I make my decisions based on my intellect. I am considered by most to be a somewhat solid representative of humanity. I give to charitable causes, am compassionate, and I actually care about others. I sincerely want to help others, it makes me feel good. Not because I’m pleasing some imaginary super-being with my actions. I just like it. I do what I do because I want to. I also work a job that I do not care for. I do this to make money for my family that I love dearly. So even though I really don’t care for my job, you could say I want to work there.
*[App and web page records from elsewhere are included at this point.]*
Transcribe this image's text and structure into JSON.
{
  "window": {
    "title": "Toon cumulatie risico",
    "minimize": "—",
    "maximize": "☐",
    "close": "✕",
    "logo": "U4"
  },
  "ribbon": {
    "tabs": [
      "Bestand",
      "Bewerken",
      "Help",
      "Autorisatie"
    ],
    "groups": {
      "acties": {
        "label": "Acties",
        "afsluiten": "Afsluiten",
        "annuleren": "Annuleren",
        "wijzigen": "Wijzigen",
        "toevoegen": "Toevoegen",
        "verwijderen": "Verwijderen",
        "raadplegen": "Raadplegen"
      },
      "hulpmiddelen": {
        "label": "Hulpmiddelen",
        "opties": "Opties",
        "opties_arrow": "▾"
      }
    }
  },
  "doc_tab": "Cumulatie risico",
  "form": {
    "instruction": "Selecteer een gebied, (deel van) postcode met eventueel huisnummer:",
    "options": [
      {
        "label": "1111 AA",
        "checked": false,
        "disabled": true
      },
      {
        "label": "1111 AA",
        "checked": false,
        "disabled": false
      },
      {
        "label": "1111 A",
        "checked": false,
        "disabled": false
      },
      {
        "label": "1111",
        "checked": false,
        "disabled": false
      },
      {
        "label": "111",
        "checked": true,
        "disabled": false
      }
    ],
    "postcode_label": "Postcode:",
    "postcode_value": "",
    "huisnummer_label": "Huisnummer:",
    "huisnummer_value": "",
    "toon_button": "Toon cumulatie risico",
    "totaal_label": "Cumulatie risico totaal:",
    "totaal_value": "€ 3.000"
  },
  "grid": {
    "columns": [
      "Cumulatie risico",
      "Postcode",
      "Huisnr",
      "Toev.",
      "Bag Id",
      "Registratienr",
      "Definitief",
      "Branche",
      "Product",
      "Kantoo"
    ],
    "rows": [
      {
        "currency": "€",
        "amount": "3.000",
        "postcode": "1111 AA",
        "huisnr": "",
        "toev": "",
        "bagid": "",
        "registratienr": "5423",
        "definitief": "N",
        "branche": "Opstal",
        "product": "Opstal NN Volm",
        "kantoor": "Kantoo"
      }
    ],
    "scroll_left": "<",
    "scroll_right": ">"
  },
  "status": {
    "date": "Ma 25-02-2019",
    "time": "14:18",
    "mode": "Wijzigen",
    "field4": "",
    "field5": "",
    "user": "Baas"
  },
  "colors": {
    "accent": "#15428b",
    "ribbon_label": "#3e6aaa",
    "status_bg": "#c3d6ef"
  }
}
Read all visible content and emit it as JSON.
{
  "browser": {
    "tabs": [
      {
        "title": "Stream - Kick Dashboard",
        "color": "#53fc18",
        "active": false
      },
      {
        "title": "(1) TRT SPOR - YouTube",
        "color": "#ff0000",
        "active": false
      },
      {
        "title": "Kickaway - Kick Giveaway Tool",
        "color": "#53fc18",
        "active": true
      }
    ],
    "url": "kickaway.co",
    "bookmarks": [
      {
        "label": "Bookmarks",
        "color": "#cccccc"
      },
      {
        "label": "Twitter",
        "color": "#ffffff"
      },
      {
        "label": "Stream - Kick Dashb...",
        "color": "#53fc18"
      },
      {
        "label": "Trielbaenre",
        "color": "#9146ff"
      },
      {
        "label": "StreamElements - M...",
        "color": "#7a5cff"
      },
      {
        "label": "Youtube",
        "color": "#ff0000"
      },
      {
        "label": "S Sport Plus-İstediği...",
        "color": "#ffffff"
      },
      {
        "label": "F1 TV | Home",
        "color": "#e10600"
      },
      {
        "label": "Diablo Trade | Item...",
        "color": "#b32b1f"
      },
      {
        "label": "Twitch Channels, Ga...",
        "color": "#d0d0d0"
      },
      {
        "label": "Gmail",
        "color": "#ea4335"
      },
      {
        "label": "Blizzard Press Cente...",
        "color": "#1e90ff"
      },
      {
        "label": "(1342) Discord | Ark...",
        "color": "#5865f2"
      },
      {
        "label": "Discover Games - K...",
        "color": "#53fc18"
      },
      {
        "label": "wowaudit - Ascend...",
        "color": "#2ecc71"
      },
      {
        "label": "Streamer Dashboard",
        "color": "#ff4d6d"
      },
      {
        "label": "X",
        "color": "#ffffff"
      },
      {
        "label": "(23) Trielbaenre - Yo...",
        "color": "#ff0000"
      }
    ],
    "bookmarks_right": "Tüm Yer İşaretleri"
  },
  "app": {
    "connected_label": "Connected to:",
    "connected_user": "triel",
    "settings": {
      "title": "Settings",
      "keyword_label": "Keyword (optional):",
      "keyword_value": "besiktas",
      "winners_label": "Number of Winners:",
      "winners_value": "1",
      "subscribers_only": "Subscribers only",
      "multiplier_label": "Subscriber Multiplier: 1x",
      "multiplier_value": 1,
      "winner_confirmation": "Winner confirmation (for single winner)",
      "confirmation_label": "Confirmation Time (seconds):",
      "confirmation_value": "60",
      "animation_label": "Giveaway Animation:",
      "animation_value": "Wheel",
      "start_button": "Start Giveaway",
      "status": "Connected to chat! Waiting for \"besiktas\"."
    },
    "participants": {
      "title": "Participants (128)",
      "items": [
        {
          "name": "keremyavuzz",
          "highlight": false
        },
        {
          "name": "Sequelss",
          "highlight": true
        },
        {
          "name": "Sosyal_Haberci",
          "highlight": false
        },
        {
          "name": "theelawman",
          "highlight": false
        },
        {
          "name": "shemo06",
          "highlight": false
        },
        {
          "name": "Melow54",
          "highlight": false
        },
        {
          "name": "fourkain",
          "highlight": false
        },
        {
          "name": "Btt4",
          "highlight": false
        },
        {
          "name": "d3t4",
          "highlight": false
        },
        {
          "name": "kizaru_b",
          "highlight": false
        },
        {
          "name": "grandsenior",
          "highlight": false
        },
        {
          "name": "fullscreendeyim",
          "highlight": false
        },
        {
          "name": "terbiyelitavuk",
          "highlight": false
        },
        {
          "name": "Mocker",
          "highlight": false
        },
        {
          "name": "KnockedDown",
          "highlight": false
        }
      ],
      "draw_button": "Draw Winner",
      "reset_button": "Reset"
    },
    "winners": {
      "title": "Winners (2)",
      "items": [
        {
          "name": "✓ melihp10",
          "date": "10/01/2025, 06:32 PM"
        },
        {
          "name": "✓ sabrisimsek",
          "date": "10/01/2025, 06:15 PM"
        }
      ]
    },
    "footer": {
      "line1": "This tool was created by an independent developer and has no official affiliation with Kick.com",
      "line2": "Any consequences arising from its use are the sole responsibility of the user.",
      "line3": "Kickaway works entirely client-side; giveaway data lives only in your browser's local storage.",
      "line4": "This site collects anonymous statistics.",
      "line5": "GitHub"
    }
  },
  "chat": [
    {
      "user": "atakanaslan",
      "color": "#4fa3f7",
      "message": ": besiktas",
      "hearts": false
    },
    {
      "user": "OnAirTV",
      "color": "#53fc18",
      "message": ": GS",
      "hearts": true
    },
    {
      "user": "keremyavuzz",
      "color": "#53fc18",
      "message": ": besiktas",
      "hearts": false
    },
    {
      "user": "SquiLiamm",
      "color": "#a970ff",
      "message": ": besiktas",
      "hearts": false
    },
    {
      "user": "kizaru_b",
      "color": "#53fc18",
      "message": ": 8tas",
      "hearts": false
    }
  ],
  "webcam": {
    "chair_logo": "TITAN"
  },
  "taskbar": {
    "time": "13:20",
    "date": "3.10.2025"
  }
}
The choice is clear to me since I value my families well being and financial security above the minor inconvenience of having to work an unfulfilling job.

Let’s go back to my earlier statement “The universe kills all of the time and I would never proclaim such a bold and ridiculous assertion that the universe is not okay, or morally wrong.” We are all of us, just pieces of the universe. The particles that comprise my being were once a part of The Big Bang and have since fused to become simple elements and fired in a stars belly into more complex or heavier particles. All of these particles have for now come together to make me. If I kill, I am by definition, the universe taking a life. This is all minutia and semi-boring. Either you get it or you don’t. If you don’t, chances are somewhere along the way you made some decisions that had less than favorable outcomes to get to where you currently are. This saddens me, again.

The Devil I Am said...


Dogmatic moral relativism is amusing to me. "There is no right or wrong, and I'm right about that" just strikes me as a funny thing to say.

Moral standards may be pliable, subjective, and all those things--although if two people agree on a goal, these standards are dictated by the simple facts of how that goal is achieved (i.e. less suffering by sentient creatures on planet Earth, longer lives for all humans or the human race, etc.)

So yours is not really an argument against the existence of moral standards, which may differ from person to person but are nonetheless real. In this discussion with Rupert, I was using the terms "right" and "wrong" based on assumed notions of shared goals and consistent standards by which shared ideals can be maintained.

One thing that can definitely be referenced in terms of right or wrong is consistency. If someone has two moral views that are inconsistent, it can be said that one of those views is "wrong".


jones said...

I agree that dogmatic moral relativism implies and subsequently assigns zero value to an individual’s personal judgement. I was simply putting the question back onto your personal judgement. I was purposefully careful in never asserting that “There is no right and wrong.” I value the individual’s choices and conclusions.

I am often times perplexed and even frustrated by these outcomes and then I find myself wondering why someone would come to such conclusions. I question intelligence levels, intent, underlying desire, etc. and find that the answer is never wholly evident. This is, at least for me, my primary problem with the majority of individuals out there. I see them adhering to doctrines that are cross purposed against what I would ascertain their true nature is. The majority of the time this behavior goes so far as to become self destructive.

Then I truly see where these religions were conceived. If I could just step in and make these decisions for them, or tell them what to do, they would be better off. I could even lie and make up outlandish punishments for any that faltered. Then I decide that if we left choices to the chooser we wouldn’t be in this religious quagmire we find ourselves in. That is why I value the personal judgement of individuals, even when I disagree, even when it is plain to see, even when it makes absolutely no sense. I will instead offer my opinion when it asked for and hope that humans haven’t stopped evolving.